Early summer brings one of my favourite summer vegetables—nasu, Japanese eggplants! In Japan, they are in season from May to October and can be found in abundance at roadside stands, in grocery stores, and at farmers markets. The Japanese variety is longer and thinner than its western counterparts, with thinner skin and virtually no seeds. My friends abroad have told me that Japanese eggplants are increasingly available in their home countries, so keep an eye out!

This night-shade fruit (yes, fruit!) packs nutrients and fibre and is extremely versatile and easy to cook. The spongy flesh absorbs marinades quickly and can be grilled, baked, or fried and served throughout summer in salads, pastas, or even on its own. Personally, I find that all it needs is a little miso sauce to enhance its delicate flavour.

The recipe below is a favorite in the Ozeki household and a big hit with my friends in Brisbane. Have a look at the video and join me to make this simple summer dish! 

Sautéed eggplant topped with sweet miso   


Serves 4


Sprinkle chopped macadamia nuts to add crunchiness and extra flavour!

Sprinkle chopped macadamia nuts to add crunchiness and extra flavour!

For eggplant:

  • one large eggplant, cut into 2cm thick medallions
  • potato starch or corn flour, as needed
  • vegetable oil (canola, soybean or sunflower oil) as needed
  • chives or negi spring onion, as needed

For white miso sauce (A):

  • 50g white miso paste (saikyo miso西京みそ)
  • 1-2 tablespoon mirin
  • 1 tablespoon sake
  • 1 egg yolk

For red miso sauce (B):

  • 50g brown miso paste (hacho miso八丁みそ)
  • 2 tablespoons sugar
  • 1 tablespoon sake
  • 1-2 tablespoons mirin
  • 1 egg yolk*

*Adding an egg yolk makes miso sauce creamy and milder.


For miso sauce:

  1. Mix together all (A) ingredients in a small saucepan.
  2. Simmer on low heat, stirring constantly until mixture begins to steam.
  3. Repeat steps 1 and 2 with (B) ingredients.

For eggplant:

  1.   Peel eggplant skin, if it is tough.
  2.   Cut eggplant into 2cm thick medallions.
  3.   With a fork, poke eggplant medallions several times. This helps the eggplants cook faster.
  4.   Pour a 2cm deep layer of vegetable oil into a large saucepan.
  5.   Bring the oil to 160°C on medium-high heat.
  6.   Coat both sides of the eggplant medallions with a thin layer of potato starch or corn flour.
  7.   Deep-fry the eggplant until golden brown on both sides (about 2-3 minutes on each side).
  8.   Remove from the heat and place eggplant on paper towel to drain excess oil.
  9.   Serve with sweet miso sauces topped with chopped chives or negi spring onions.
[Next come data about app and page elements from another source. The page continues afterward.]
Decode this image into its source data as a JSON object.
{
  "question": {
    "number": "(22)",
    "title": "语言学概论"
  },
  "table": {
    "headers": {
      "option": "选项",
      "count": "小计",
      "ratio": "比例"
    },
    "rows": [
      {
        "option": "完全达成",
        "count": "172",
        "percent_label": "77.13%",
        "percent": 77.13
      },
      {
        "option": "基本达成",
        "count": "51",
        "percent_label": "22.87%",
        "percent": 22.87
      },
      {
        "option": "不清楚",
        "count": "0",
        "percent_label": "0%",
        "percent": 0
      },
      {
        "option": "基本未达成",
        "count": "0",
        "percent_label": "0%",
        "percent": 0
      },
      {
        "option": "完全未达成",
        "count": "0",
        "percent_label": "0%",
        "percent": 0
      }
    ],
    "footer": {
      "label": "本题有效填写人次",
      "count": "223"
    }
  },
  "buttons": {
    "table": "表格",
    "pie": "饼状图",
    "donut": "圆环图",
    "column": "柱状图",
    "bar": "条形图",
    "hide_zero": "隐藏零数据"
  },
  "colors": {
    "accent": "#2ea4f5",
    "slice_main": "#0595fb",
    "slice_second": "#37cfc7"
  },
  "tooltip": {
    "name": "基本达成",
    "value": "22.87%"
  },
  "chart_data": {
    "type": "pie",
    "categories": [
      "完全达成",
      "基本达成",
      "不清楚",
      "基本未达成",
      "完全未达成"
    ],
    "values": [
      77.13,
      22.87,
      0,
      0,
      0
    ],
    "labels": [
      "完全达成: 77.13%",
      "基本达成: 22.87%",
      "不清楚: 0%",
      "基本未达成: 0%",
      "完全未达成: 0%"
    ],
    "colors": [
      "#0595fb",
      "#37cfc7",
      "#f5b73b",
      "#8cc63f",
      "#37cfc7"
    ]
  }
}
Next week on the blog we will be re-discovering a Gifu favourite—ayu sweetfish! No summer is complete without a summertime ayu cookout on the Nagara river, here in Seki. Check back next week to watch me cook my favourite local specialty!